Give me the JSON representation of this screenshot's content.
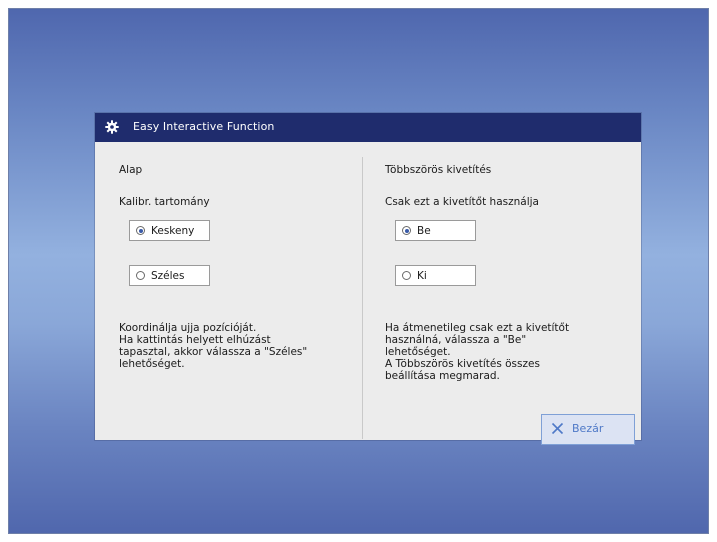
{
  "dialog": {
    "title": "Easy Interactive Function",
    "title_icon": "gear-icon"
  },
  "left": {
    "heading": "Alap",
    "subheading": "Kalibr. tartomány",
    "options": [
      {
        "label": "Keskeny",
        "selected": true
      },
      {
        "label": "Széles",
        "selected": false
      }
    ],
    "description": [
      "Koordinálja ujja pozícióját.",
      "Ha kattintás helyett elhúzást",
      "tapasztal, akkor válassza a \"Széles\"",
      "lehetőséget."
    ]
  },
  "right": {
    "heading": "Többszörös kivetítés",
    "subheading": "Csak ezt a kivetítőt használja",
    "options": [
      {
        "label": "Be",
        "selected": true
      },
      {
        "label": "Ki",
        "selected": false
      }
    ],
    "description": [
      "Ha átmenetileg csak ezt a kivetítőt",
      "használná, válassza a \"Be\"",
      "lehetőséget.",
      "A Többszörös kivetítés összes",
      "beállítása megmarad."
    ]
  },
  "close_button": {
    "label": "Bezár",
    "icon": "close-icon"
  },
  "colors": {
    "titlebar": "#1f2c6d",
    "accent": "#4f79c7"
  }
}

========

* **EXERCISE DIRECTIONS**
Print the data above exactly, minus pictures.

* **COMPLETED TASK**
Give me the JSON representation of this screenshot's content.
{
  "dialog": {
    "title": "Easy Interactive Function",
    "title_icon": "gear-icon"
  },
  "left": {
    "heading": "Alap",
    "subheading": "Kalibr. tartomány",
    "options": [
      {
        "label": "Keskeny",
        "selected": true
      },
      {
        "label": "Széles",
        "selected": false
      }
    ],
    "description": [
      "Koordinálja ujja pozícióját.",
      "Ha kattintás helyett elhúzást",
      "tapasztal, akkor válassza a \"Széles\"",
      "lehetőséget."
    ]
  },
  "right": {
    "heading": "Többszörös kivetítés",
    "subheading": "Csak ezt a kivetítőt használja",
    "options": [
      {
        "label": "Be",
        "selected": true
      },
      {
        "label": "Ki",
        "selected": false
      }
    ],
    "description": [
      "Ha átmenetileg csak ezt a kivetítőt",
      "használná, válassza a \"Be\"",
      "lehetőséget.",
      "A Többszörös kivetítés összes",
      "beállítása megmarad."
    ]
  },
  "close_button": {
    "label": "Bezár",
    "icon": "close-icon"
  },
  "colors": {
    "titlebar": "#1f2c6d",
    "accent": "#4f79c7"
  }
}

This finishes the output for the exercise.